Not just for a good grade

Doubts

Go for an A or a 100?   I had entered my first semester in the seminary, wondering if I have enough smarts for my pre-theology classes.  I have been an overachiever and always sought perfection.  Many friends encouraged me.  But still, I doubted.

Father Tom had reminded my fellow postulants and me that the grade isn’t the most important.  It’s whether we understand the material.  One insight during my August retreat and days of reflection is that I will learn from all this philosophy and theology classes so I can build the skills to help others.  But that “A” looks so good on a test.

Early semester trap

The first few weeks in the semester could lull a seminarian into thinking that this would be easy.  I fell into that trap.  The professors are taking it easy on the students with the assignments.  Then came the quizzes and tougher assignments.  If you’re unprepared, here was a rude awakening.  Mine didn’t come yet.  I managed to ace my first Spanish quiz.  But I was unsatisfied with how I was studying the material.

A good way to learn a language is using flash cards.  I didn’t like flash cards when I was younger because of the hassle of writing them and handling all those cards.  Leland, a fellow postulant, suggested Anki, an online flash card system.  The electronic cards were a huge help.  I can access them on my phone and on my computer.  I don’t have to mess around with a stack of cards.  I studied Spanish every day with them.

Midterm stumble

Midterms punched me in the face.   I studied for them with the class handouts and my own study sheets.  In the philosophy midterm, I ran into an essay question on Aristotle.  I remembered only half the answer.  I spent most of the exam time trying to reconstruct that missing answer.  I looked after my study sheet after the test.  I found that the answer was there.  In the logic exam, I missed an entire section.  I didn’t realize my oversight until dinnertime when that section was mentioned.  I spent nights tossing in bed that I bombed both midterms.

The logic exam came back first.  Despite missing a section, I received a 90.  The philosophy exam had a grade of 91.  The professor didn’t mark why the grade was so.  But I was relieved that I hadn’t received lower grades.

Different approach

Reflecting on the results, I was wondering why I aced Spanish and struggled with everything else.  The only difference was that I had used flash cards only for Spanish.  I decided that for the finals, I would build flash cards for each class.

A few weeks before finals, I started building my flash cards.  Every class was easy to build except for philosophy.  I expected the same format as the midterm (short answers and essays).  But I couldn’t unravel all ideas in practical philosophy.  I turned to Leland for help to map out the threads of thought.  He invited Joel, another postulant and classmate, to the study session.  In the study session, Leland asked questions and mapped out the ideas.  Leland captured the bird’s-eye view on the topics.  From those sessions, I created my flash cards.

I went into finals week more confident than for midterms.  Each successive final took more time and writing.  But I wasn’t stumped as I was before.  When I completed my philosophy, I was relieved to have the semester behind me.

In my reflections, the flash cards are only as good as the information put into them.  There were a few terms and definitions that I had overlooked.  But those cards helped me remember.

Lessons

  1. Flash cards are lifesavers.
  2. It’s good to study alone.  But group study can unravel interconnected and complex ideas.
  3. I’m in the seminary to help people, not become a professional student.

Will I still strive for that A and 100?  Yes, but I’m not doing this for myself.  I’m doing this because God wants me to help others.  This is the way he has pointed out to me.

What do you think?

Fill in your details below or click an icon to log in:

WordPress.com Logo

You are commenting using your WordPress.com account.
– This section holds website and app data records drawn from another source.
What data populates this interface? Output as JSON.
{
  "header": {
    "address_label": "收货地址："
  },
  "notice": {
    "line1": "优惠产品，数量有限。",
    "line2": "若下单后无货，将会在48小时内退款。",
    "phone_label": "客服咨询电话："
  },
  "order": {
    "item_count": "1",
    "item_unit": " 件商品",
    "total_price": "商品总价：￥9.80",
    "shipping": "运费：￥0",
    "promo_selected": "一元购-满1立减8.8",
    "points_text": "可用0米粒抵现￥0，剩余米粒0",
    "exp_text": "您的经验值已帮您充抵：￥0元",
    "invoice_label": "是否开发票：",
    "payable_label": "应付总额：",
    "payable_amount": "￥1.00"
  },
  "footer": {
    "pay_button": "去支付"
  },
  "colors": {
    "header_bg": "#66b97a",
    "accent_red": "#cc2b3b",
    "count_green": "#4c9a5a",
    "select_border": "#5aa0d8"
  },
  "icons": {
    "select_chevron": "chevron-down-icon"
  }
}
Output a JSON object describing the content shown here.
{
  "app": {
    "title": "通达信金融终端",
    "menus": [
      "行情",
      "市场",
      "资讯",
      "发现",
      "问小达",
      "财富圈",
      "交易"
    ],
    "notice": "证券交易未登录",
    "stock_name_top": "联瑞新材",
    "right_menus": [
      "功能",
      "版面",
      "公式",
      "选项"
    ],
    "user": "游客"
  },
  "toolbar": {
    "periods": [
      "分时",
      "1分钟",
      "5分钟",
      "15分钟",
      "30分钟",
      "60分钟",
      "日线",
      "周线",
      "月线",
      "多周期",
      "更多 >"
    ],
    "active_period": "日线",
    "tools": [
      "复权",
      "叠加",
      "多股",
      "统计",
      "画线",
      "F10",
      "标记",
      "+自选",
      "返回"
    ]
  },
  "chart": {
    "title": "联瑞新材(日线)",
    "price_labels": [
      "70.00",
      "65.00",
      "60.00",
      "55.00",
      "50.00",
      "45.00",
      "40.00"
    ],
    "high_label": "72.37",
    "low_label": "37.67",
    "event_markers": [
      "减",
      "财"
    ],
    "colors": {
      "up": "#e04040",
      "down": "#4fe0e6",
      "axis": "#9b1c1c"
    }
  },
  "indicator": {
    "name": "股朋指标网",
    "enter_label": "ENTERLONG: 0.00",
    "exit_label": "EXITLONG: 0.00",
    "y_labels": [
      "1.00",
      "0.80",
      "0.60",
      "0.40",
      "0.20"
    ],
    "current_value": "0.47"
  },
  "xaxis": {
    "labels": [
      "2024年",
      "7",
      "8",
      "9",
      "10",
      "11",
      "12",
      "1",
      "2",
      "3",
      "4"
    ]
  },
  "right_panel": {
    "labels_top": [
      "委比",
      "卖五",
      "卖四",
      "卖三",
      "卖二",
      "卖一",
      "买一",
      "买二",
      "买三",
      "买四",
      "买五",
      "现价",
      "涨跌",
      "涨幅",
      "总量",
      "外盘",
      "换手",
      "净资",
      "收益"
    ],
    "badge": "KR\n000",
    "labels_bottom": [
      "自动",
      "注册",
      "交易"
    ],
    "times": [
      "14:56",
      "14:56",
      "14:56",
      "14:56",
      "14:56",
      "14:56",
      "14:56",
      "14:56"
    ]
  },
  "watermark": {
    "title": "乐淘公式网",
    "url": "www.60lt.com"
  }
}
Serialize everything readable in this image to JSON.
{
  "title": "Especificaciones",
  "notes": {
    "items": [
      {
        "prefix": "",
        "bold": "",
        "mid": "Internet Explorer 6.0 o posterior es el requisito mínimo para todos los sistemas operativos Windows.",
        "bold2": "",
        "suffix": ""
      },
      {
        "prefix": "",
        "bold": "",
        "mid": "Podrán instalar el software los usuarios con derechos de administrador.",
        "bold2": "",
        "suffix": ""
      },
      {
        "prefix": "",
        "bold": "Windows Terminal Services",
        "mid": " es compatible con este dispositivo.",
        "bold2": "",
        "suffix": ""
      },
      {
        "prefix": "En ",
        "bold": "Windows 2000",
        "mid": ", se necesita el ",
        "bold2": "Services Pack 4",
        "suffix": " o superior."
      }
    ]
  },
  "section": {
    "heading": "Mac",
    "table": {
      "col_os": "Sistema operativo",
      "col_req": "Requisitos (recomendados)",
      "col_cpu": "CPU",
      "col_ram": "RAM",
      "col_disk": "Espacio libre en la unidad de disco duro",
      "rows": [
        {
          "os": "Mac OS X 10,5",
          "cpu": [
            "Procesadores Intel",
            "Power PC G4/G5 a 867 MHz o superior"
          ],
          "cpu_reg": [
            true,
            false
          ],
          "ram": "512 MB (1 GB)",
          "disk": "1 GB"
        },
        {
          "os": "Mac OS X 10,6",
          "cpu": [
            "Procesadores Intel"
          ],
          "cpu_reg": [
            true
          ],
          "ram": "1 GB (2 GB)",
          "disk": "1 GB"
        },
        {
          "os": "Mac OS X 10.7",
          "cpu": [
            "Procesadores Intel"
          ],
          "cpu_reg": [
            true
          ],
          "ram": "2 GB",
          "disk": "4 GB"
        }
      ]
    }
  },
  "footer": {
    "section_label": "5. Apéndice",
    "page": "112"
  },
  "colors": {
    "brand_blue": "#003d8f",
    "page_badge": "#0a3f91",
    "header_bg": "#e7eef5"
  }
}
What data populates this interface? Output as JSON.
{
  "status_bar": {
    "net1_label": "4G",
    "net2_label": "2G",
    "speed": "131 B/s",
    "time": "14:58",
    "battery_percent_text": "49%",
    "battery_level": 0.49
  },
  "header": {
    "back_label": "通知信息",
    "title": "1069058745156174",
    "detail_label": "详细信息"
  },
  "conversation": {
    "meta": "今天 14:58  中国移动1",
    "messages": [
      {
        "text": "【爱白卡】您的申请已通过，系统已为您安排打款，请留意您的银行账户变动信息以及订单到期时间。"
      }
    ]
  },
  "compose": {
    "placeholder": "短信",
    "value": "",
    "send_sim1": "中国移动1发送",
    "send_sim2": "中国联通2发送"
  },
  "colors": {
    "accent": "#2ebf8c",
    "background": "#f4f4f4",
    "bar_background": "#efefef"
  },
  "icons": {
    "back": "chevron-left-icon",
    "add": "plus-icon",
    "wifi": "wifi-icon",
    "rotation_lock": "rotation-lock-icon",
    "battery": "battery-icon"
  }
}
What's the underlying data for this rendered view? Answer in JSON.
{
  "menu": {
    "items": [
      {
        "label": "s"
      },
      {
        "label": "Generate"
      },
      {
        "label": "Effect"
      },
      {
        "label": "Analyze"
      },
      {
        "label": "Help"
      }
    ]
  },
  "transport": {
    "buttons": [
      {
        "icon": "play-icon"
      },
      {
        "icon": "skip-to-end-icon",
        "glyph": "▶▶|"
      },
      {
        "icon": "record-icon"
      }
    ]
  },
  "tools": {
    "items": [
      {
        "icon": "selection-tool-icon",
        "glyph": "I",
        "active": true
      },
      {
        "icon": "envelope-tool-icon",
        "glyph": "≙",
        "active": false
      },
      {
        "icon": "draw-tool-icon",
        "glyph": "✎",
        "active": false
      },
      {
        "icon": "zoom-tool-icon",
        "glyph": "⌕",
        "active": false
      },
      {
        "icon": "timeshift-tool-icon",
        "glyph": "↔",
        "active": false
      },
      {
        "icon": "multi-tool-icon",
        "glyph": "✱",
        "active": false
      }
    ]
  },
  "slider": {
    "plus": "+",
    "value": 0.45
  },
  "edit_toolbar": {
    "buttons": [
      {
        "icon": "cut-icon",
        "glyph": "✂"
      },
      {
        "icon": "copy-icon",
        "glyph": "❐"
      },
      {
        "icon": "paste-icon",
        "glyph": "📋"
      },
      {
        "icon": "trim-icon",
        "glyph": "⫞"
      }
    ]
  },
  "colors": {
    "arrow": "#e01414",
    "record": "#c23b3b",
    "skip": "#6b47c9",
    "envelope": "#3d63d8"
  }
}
Log Out / Change )

Twitter picture

You are commenting using your Twitter account. Log Out / Change )

Facebook photo

You are commenting using your Facebook account. Log Out / Change )

Google+ photo

You are commenting using your Google+ account. Log Out / Change )

Connecting to %s